Over the last few years, the importance of managing tail spend has become a regular talking point among business managers and owners. This issue is especially relevant to businesses in which procurement plays an important role in the company’s overall operations.
Often this has led to the in-house team of procurement professionals being tasked with finding ways to better manage tail spend. As a result, there have been several studies published recently, some of which contain valuable insights when it comes to implementing better procurement controls and cost-saving measures.
Over the next few weeks, we are going to look at some of the material published and see what we can learn from these studies in terms of ideas and strategies to better manage tail spend.
For starters, here’s an interesting quote:
“…our study found that typical companies could generate on average savings of 7.1% by taking a more segmented tail-spend approach.”
This statement was made by Chris Sawchuk from the Hackett Group in a recent article (paragraph title: Actively Managing Tail-Spend Can Offer Real Savings) on the SupplyChainDigest website.
The study to which he was referring is titled The CPO Agenda: Reduce Purchase Costs, Improve Agility, and Become a Trusted Advisor, by Patrick Connaughton and Christopher Sawchuk.
This study also contains several other interesting statements regarding the importance of measures that better manage tail spend, for example,
“30% of the respondents estimated savings of more than 10%.”
Overall, the estimated average saving achieved by all respondents was 7.1%. Estimated savings of between 7 and 10% are definitely enough of a reason for management and procurement officers in any organization to take a good hard look at their current procurement practices, especially regarding how tail-spend purchases are managed.
Another interesting comment in the study is that many of the survey respondents “suspected a significant part of their current tail spend includes high-dollar maverick buying that should have been strategically sourced.”
This is a key point.

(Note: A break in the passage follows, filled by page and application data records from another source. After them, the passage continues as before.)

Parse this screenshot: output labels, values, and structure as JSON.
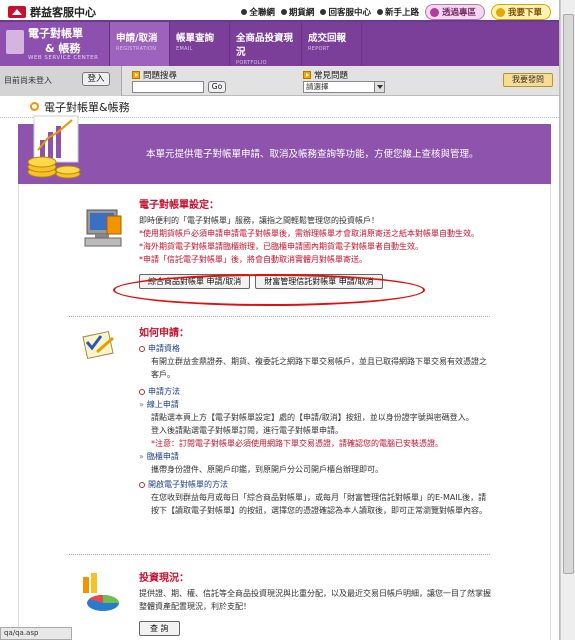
{
  "topbar": {
    "logo_text": "群益客服中心",
    "links": [
      "全聯網",
      "期貨網",
      "回客服中心",
      "新手上路"
    ],
    "pill_left": "透過專區",
    "pill_right": "我要下單"
  },
  "nav": {
    "brand_line1": "電子對帳單",
    "brand_line2": "& 帳務",
    "brand_sub": "WEB SERVICE CENTER",
    "tabs": [
      {
        "label": "申請/取消",
        "sub": "REGISTRATION"
      },
      {
        "label": "帳單查詢",
        "sub": "EMAIL"
      },
      {
        "label": "全商品投資現況",
        "sub": "PORTFOLIO"
      },
      {
        "label": "成交回報",
        "sub": "REPORT"
      }
    ]
  },
  "search": {
    "login_label": "目前尚未登入",
    "login_button": "登入",
    "q1_label": "問題搜尋",
    "go_button": "Go",
    "q2_label": "常見問題",
    "q2_selected": "請選擇",
    "ask_button": "我要發問"
  },
  "page_title": "電子對帳單&帳務",
  "banner_text": "本單元提供電子對帳單申請、取消及帳務查詢等功能，方便您線上查核與管理。",
  "section1": {
    "title": "電子對帳單設定：",
    "intro": "即時便利的「電子對帳單」服務，讓指之間輕鬆管理您的投資帳戶！",
    "notes": [
      "*使用期貨帳戶必須申請申請電子對帳單後，需辦理帳單才會取消原寄送之紙本對帳單自動生效。",
      "*海外期貨電子對帳單請臨櫃辦理，已臨櫃申請國內期貨電子對帳單者自動生效。",
      "*申請「信託電子對帳單」後，將會自動取消實體月對帳單寄送。"
    ],
    "btn1": "綜合商品對帳單 申請/取消",
    "btn2": "財富管理信託對帳單 申請/取消"
  },
  "section2": {
    "title": "如何申請：",
    "h_qual": "申請資格",
    "qual_lines": [
      "有開立群益金鼎證券、期貨、複委託之網路下單交易帳戶，並且已取得網路下單交易有效憑證之",
      "客戶。"
    ],
    "h_method": "申請方法",
    "online_label": "線上申請",
    "online_lines": [
      "請點選本頁上方【電子對帳單設定】處的【申請/取消】按鈕，並以身份證字號與密碼登入。",
      "登入後請點選電子對帳單訂閱，進行電子對帳單申請。"
    ],
    "online_note": "*注意：訂閱電子對帳單必須使用網路下單交易憑證，請確認您的電腦已安裝憑證。",
    "counter_label": "臨櫃申請",
    "counter_line": "攜帶身份證件、原開戶印鑑，到原開戶分公司開戶櫃台辦理即可。",
    "h_open": "開啟電子對帳單的方法",
    "open_lines": [
      "在您收到群益每月或每日「綜合商品對帳單」，或每月「財富管理信託對帳單」的E-MAIL後，請",
      "按下【讀取電子對帳單】的按鈕，選擇您的憑證確認為本人讀取後，即可正常瀏覽對帳單內容。"
    ]
  },
  "section3": {
    "title": "投資現況：",
    "lines": [
      "提供證、期、權、信託等全商品投資現況與比重分配，以及最近交易日帳戶明細，讓您一目了然掌握",
      "整體資產配置現況，利於支配！"
    ],
    "button": "查 詢"
  },
  "status_text": "qa/qa.asp",
  "colors": {
    "purple": "#7b3f9a",
    "red": "#c8102e",
    "orange": "#f29400"
  }
}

In many organizations, the chief reason for higher-than-necessary costs of tail spend purchases is buying decisions that fall outside of the business’s usual procurement guidelines and rules. As a result, these transactions are not properly regulated and scrutinized.
More on this theme and information about another interesting study next time.